China’s Jade Rabbit finds olivine and pyroxene at the Moon’s South Pole-Aitken Basin

China’s Chang’e 4 was the first mission to land on the far side of the moon. They have made a few unexpected discoveries, mainly as it relates to the composition of lunar soil.

The Chang’e 4 lander landed in the Von Kármán Crater in January 2019 as reported in my article China’s Jade Rabbit 2 Rover explores the Far Side for future Moon Base.

This crater lies on the floor of the South Pole-Aitken Basin. The lander then dispatched the Yutu-2 rover aka Jade Rabbit, with various equiptment, including a spectrometer to measure the composition of elements in the soil via using reflected light.

Using the mass spectrometer, scientists from the National Astronomical Observatories of Chinese Academy of Sciences were able to detect minerals and determine their chemical composition. Understanding the composition of the mantle gives planetary scientists of how planets evolved from their creation from a ball of spinning gas and dust.

To their surprise, instead of a lot of plagioclase rock, the rover detected an abundance of olivine and pyroxene.
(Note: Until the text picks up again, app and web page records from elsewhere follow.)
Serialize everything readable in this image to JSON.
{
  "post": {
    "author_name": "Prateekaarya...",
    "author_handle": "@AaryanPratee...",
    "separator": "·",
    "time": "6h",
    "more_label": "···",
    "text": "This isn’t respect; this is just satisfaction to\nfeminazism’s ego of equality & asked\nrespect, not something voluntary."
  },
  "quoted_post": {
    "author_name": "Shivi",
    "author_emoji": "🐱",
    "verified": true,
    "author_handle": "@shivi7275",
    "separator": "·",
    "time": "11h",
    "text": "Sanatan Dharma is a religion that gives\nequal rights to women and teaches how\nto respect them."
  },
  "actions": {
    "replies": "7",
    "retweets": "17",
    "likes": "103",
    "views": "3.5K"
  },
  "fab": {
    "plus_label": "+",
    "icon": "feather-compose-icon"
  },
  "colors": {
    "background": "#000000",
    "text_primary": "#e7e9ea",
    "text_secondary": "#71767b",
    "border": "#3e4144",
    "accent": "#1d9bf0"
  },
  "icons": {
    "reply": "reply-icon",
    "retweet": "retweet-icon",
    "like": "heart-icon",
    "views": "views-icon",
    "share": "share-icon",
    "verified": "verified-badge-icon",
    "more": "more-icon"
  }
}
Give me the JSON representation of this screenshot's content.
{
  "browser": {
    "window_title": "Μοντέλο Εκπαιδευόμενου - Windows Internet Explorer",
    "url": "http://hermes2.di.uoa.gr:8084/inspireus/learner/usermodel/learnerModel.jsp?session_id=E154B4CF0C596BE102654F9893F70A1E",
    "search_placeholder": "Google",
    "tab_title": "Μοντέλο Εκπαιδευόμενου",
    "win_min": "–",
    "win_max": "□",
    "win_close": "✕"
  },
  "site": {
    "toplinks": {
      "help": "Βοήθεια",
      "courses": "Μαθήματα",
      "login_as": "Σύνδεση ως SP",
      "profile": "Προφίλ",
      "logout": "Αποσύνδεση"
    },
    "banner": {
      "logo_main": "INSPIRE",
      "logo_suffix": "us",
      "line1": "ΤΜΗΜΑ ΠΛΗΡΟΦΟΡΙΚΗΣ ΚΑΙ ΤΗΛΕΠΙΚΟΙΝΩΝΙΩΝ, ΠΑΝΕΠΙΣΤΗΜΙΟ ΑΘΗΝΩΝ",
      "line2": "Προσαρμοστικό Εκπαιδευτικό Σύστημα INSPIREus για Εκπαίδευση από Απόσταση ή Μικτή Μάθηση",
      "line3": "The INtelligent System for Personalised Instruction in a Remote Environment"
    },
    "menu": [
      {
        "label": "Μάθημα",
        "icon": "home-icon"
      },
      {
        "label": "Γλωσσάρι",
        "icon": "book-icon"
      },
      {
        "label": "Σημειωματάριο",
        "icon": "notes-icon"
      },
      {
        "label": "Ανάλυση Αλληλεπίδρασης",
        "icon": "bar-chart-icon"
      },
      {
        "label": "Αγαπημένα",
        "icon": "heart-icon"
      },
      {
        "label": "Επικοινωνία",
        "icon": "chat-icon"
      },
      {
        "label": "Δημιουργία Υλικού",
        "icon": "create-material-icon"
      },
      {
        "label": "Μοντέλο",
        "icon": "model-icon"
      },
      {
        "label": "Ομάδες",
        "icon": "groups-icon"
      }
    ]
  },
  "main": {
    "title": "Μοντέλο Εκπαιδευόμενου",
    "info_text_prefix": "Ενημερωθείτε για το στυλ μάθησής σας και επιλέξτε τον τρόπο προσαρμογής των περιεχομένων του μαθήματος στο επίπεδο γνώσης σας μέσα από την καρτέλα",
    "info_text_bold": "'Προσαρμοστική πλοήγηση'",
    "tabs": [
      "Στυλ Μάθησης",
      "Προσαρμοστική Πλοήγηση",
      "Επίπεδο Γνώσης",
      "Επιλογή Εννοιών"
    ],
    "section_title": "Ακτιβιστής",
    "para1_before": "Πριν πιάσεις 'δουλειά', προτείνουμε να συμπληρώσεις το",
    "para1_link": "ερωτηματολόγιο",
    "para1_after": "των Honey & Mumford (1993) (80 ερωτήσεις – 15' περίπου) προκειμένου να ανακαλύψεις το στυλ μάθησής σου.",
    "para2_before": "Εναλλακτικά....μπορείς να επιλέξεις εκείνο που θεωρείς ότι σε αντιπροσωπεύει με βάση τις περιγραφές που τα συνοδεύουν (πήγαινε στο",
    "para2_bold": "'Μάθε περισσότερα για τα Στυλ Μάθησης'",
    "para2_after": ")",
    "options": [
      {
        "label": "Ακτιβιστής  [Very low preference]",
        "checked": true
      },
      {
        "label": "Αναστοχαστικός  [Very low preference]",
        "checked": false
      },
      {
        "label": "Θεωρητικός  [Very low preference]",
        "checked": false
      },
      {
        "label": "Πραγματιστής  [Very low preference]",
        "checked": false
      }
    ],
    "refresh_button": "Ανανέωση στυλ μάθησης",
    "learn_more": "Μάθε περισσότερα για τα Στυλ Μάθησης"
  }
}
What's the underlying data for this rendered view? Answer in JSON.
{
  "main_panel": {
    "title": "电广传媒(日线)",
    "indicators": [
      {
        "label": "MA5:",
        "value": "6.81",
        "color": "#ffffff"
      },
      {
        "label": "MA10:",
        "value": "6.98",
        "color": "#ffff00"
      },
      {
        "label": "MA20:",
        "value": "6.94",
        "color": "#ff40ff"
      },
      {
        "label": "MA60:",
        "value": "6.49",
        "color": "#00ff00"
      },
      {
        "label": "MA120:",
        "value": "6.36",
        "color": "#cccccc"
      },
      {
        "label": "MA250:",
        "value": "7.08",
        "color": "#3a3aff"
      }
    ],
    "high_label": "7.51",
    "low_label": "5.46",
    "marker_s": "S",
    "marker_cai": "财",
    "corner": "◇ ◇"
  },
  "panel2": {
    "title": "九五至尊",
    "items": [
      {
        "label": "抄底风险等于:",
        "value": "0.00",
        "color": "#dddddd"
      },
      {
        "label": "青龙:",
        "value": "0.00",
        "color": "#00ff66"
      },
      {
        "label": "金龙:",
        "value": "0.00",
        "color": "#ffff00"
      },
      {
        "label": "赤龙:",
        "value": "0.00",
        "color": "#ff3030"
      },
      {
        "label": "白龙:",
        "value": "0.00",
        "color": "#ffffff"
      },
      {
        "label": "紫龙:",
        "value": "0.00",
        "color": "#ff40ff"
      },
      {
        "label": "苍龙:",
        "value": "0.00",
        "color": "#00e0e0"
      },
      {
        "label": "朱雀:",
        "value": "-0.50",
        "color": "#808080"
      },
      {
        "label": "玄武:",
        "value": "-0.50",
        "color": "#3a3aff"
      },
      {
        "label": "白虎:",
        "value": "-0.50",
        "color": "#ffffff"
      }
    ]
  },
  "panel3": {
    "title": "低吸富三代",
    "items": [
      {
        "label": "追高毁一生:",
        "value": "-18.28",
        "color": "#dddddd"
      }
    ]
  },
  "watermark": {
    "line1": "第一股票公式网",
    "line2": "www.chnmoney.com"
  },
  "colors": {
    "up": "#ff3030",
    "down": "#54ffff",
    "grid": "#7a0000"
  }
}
The Scientists published their findings in the journal Nature on May 16, revealing that the composition of the lunar surface at the South Pole-Aitken Basin is a little different to what was expected.

So why is this so surprising?

Chinese Academy of Sciences Moon discovery – The Moon has unusual geology

Before this discovery, the core theory posits that the moon wasn’t always quite as cold and dead as it is today.

Instead it was a molten marble full of magma oceans. These oceans cooled, depositing the green-colored olivine or the low-calcium pyroxene deeper into the lunar mantle. Less dense minerals, such as aluminum silicate or plagioclase, floated to the top, giving the moon a series of geological layers like Earth.

Chinese scientists expected to see these elements much deeper in the mantle. Thus the authors suggest they were ejected by a meteor striking the lunar surface. The Yutu-2 rover is exploring close to the 72-kilometer Finsen Crater, so it is possible that minerals may have been sprayed across the surface during that crater’s creation.

No study of the lunar mantle had previously occurred despite NASA’s Apollo missions and Russian Rovers on the moon. That makes China’s mission important. Still, further work will be necessary to create a complete understanding of the mantle’s composition, due to the complexities of studying moon minerals on a planetary body hundreds of thousands of miles away.

“Understanding the composition of the lunar mantle is critical for testing whether a magma ocean ever existed, as postulated,” said co-author Li Chunlai, in a press release. “It also helps advance our understanding of the thermal and magmatic evolution of the moon.”

More moon missions are in the works….or should i say mining expeditions.

 

 

Post Author: Lindsworth

Lindsworth is a Radio Frequency and Generator Maintenance Technician who has a knack for writing about his work, which is in the Telecoms Engineering Field. An inspired writer on themes as diverse as Autonomous Ants simulations, Power from Lightning and the current Tablet Wars.